It seems the state Board of Land and Natural Resources may be the one to decide whether the contested case hearing over the Conservation District Use Permit (CDUP) for the Kalo`i Gulch Drainage Improvements at One`ula Beach Park will continue with Kua`aina Ulu `Auamo (KUA) as the petitioner in place of native Hawaiian limu expert Henry Chang Wo, Jr., who passed away in September.
KUA’s and Chang Wo’s attorneys with the Native Hawaiian Legal Corporation filed a motion with the Land Board on September 17 asking for the substitution, as well as for an expedited decision on whether or not the project needed a supplemental environmental impact statement (SEIS).

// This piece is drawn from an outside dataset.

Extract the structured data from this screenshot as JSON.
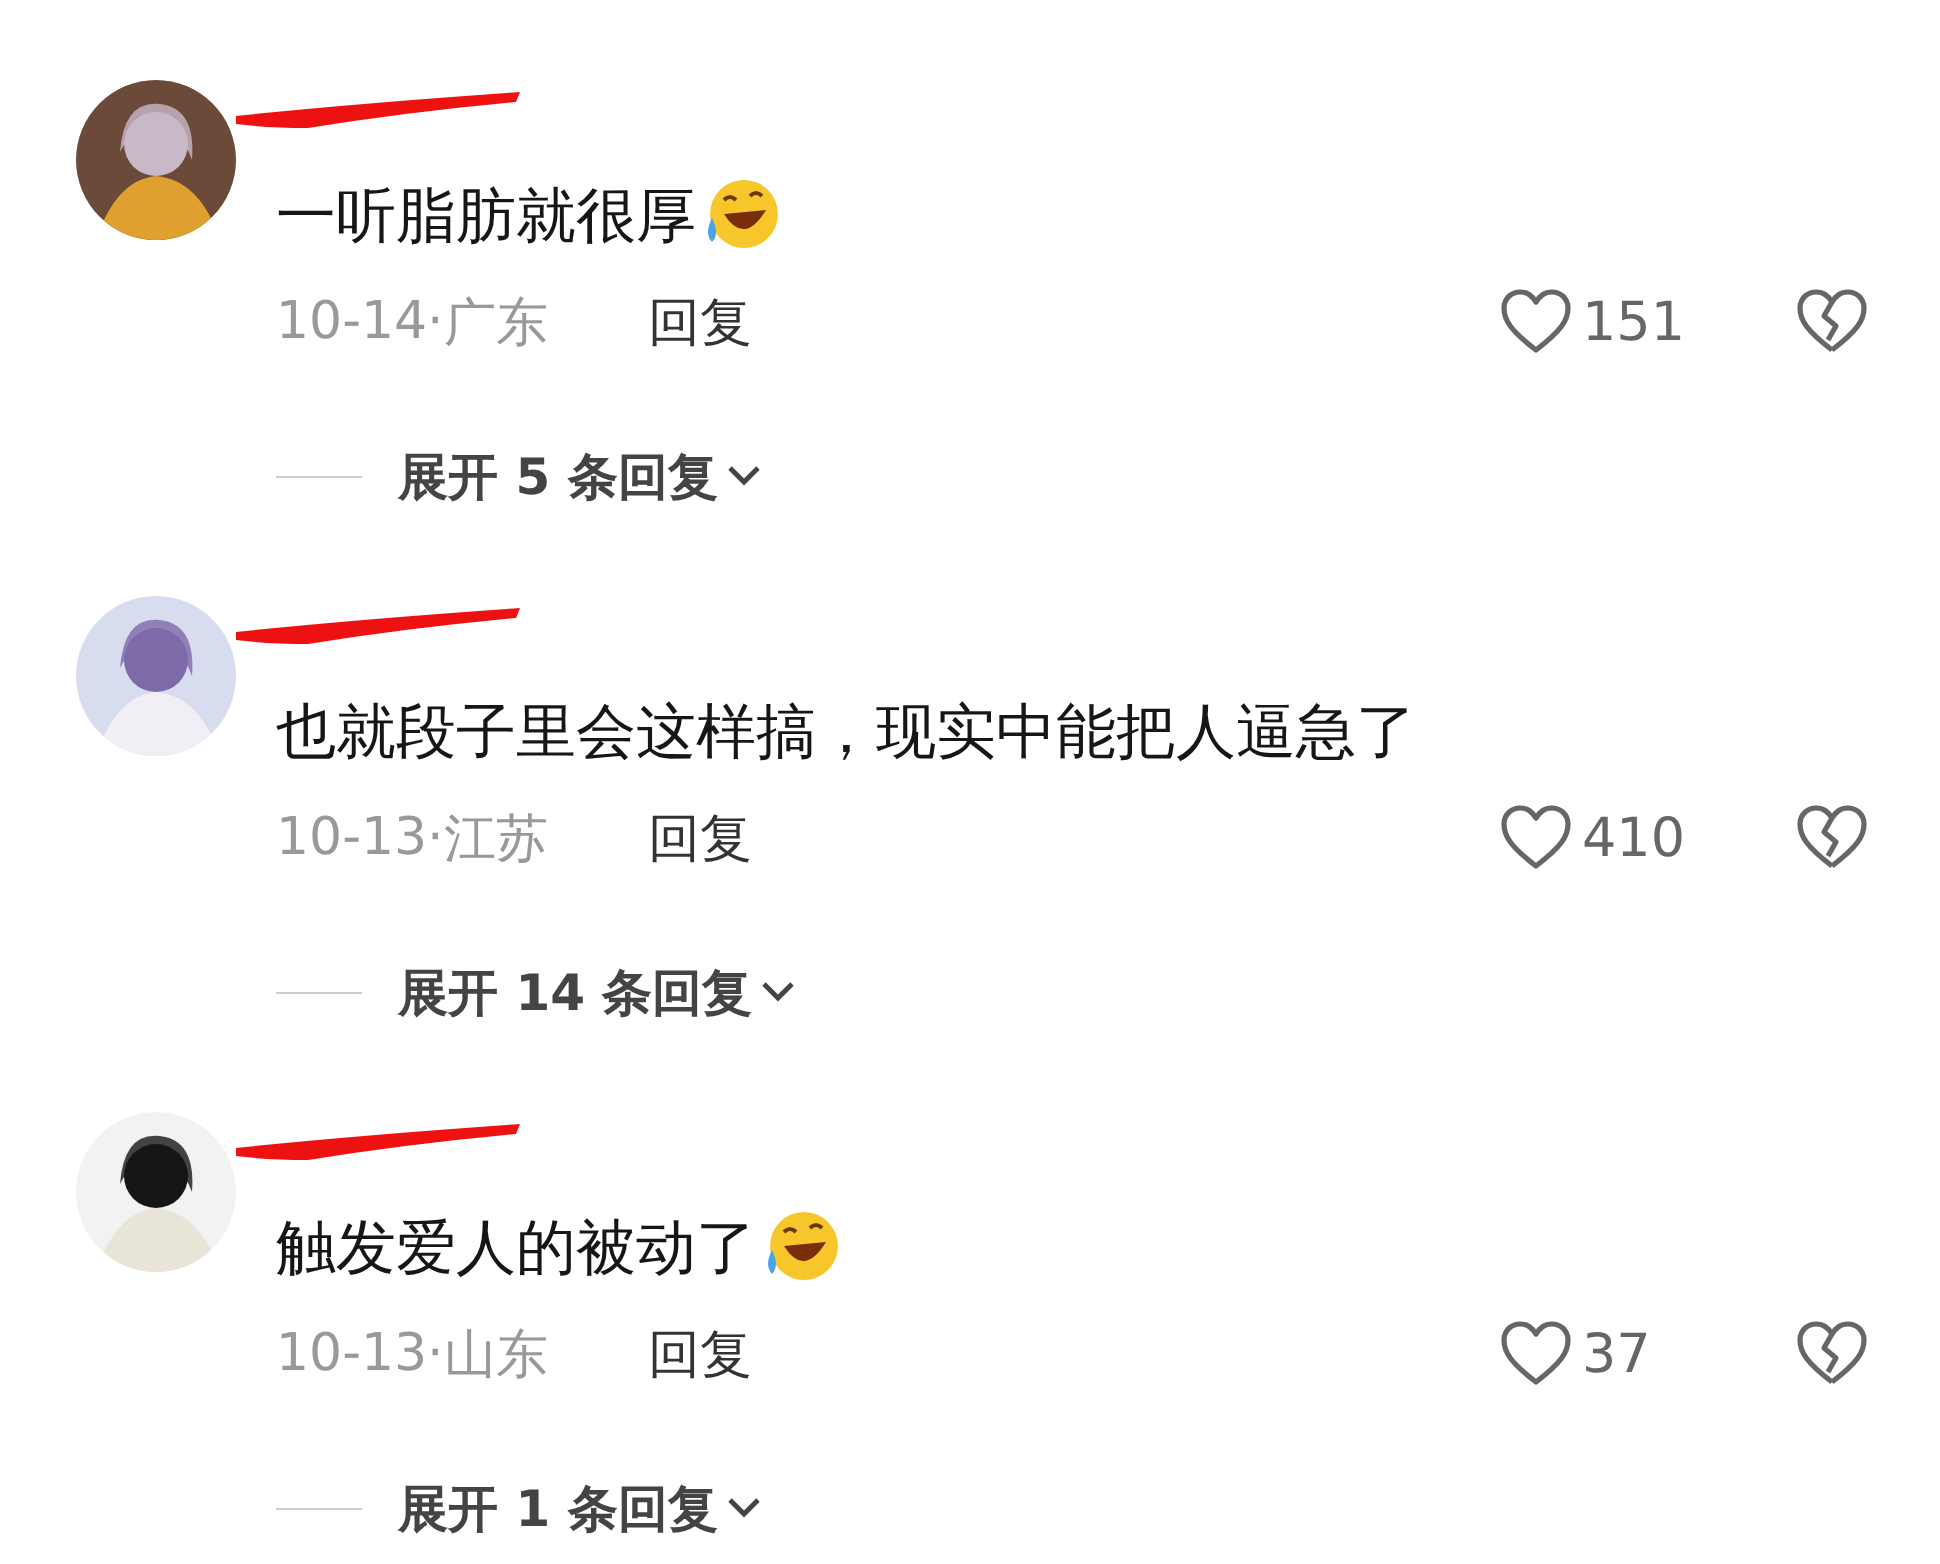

On October 23, attorneys for the permit applicants — Haseko (`Ewa), Inc., the University of Hawai`i, the state Department of Hawaiian Home Lands, and the City and County of Honolulu’s Department of Planning and Permitting — argued that the 1st Circuit Court, not the Land Board, had the authority to decide whether KUA can take Chang Wo’s place in the case, which was appealed to the court in 2014. They also argued that KUA, a non-profit group of native Hawaiian cultural practitioners, lacked any special interest or right that would be directly or immediately affected by the CDUP. If issued, the permit would allow the lowering of a sand berm at One`ula Beach Park to allow stormwater runoff to enter the ocean where Chang Wo collected limu and taught community members how to maintain the beds. Such an interest, the applicants’ attorneys argued to the Land Board, is required to achieve standing in a contested case.

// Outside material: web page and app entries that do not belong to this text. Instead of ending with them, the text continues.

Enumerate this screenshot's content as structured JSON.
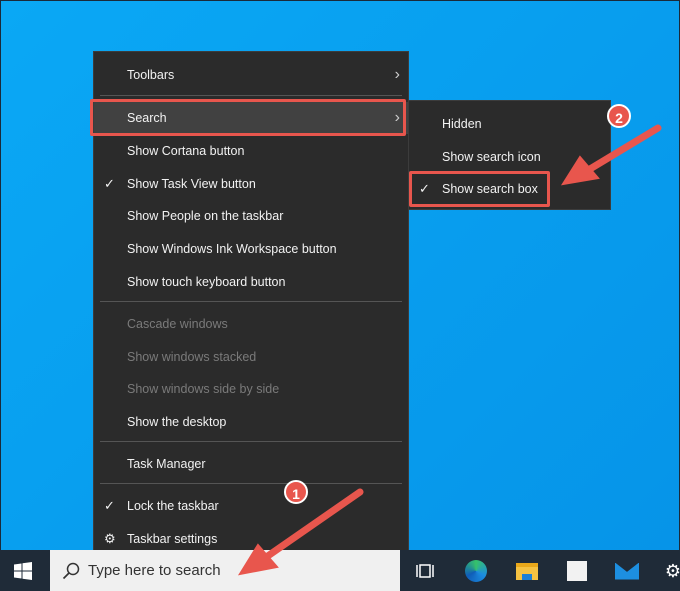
{
  "context_menu": {
    "items": [
      {
        "label": "Toolbars",
        "submenu": true
      },
      {
        "label": "Search",
        "submenu": true,
        "highlighted": true
      },
      {
        "label": "Show Cortana button"
      },
      {
        "label": "Show Task View button",
        "checked": true
      },
      {
        "label": "Show People on the taskbar"
      },
      {
        "label": "Show Windows Ink Workspace button"
      },
      {
        "label": "Show touch keyboard button"
      },
      {
        "label": "Cascade windows",
        "disabled": true
      },
      {
        "label": "Show windows stacked",
        "disabled": true
      },
      {
        "label": "Show windows side by side",
        "disabled": true
      },
      {
        "label": "Show the desktop"
      },
      {
        "label": "Task Manager"
      },
      {
        "label": "Lock the taskbar",
        "checked": true
      },
      {
        "label": "Taskbar settings",
        "icon": "gear-icon"
      }
    ]
  },
  "search_submenu": {
    "items": [
      {
        "label": "Hidden"
      },
      {
        "label": "Show search icon"
      },
      {
        "label": "Show search box",
        "checked": true,
        "highlighted": true
      }
    ]
  },
  "taskbar": {
    "search_placeholder": "Type here to search"
  },
  "annotations": {
    "badge1": "1",
    "badge2": "2",
    "color": "#e8564d"
  },
  "glyphs": {
    "check": "✓",
    "chevron": "›",
    "gear": "⚙"
  }
}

To allow KUA to take Chang Wo’s place as petitioner “would be to open the back door to KUA’s participation where it would not have been allowed entry through the front door,” their memo in opposition states.
In their October 27 response, NHLC attorneys David Kimo Frankel and Liula Nakama pointed out that their motion was filed under the Land Board’s administrative rules, not a Circuit Court rule. And under the board rules, it has the right to allow substitutions following the death of a party in a contested case. “And in fact, [1st Circuit] Judge [Rhonda] Nishimura expects nothing less, as she made clear in chambers,” they wrote, referring to comments she made during an October 2 status conference.
The standard for such a substitution under the Land Board’s rules is simply that good cause must be shown, Frankel and Nakama wrote.
“It would be illogical and unfair to interpret [the Land Board’s substitution rule] to allow perpetual corporations and agencies to freely substitute and sell interests, but deny that ability to Native Hawaiians who live, breathe and die,” they wrote, adding that the suggestion from the applicants’ attorneys that the substitution motion was intended to circumvent the Land Board’s contested case rules was insulting.
“There was no reason for KUA to intervene in the contested case hearing earlier because Uncle Henry was already doing so, and the BLNR’s rules discourage redundant intervention. … The applicants are arguing that Native Hawaiian cultural practices enjoyed by generations of Hawaiians can be extinguished by the death of a single Hawaiian. The fact that Native Hawaiians use this area to gather limu and fish has never been in question,” Frankel and Nakama wrote.
Not only should the Land Board authorize the substitution, they argued it should also immediately decide whether the applicants need to prepare an SEIS, which is an issue the 1st Circuit Court remanded to the board.
“The parties submitted arguments and proposed findings as to that issue seven months ago. [The board] can and should render its decision right away,” they wrote.
In a November 4 filing, the applicants’ attorneys agreed that Judge Nishimura “did indicate an inclination to have the board, rather than herself, render a decision on the motion to substitute.” However, they took serious issue with the NHLC’s statement that she had expressed an “inclination … to allow the substitution to take place.” She did not say that, according to a declaration by Haseko attorney Yvonne Izu.
“It would impugn Judge Nishimura’s integrity to suggest that she would express her inclination on a matter without having even reviewed the pleadings,” the attorneys wrote.
They also disputed the NHLC’s claim that they had insisted on scheduling a status conference so soon after Chang Wo’s death. University of Hawai`i attorney Lisa Bail countered that it was Judge Nishimura who had requested the conference, not the applicants.
Their filing was not provided for under the Land Board’s order on the NHLC’s substitution motion, but the applicants’ attorneys wrote that they had to comment on the NHLC’s “misrepresentations,” especially since the Land Board may make a decision on the motion without holding oral arguments.
They asked that the board either consider their arguments in their decision making or schedule oral arguments.
The Land Board had not issued any ruling by press time.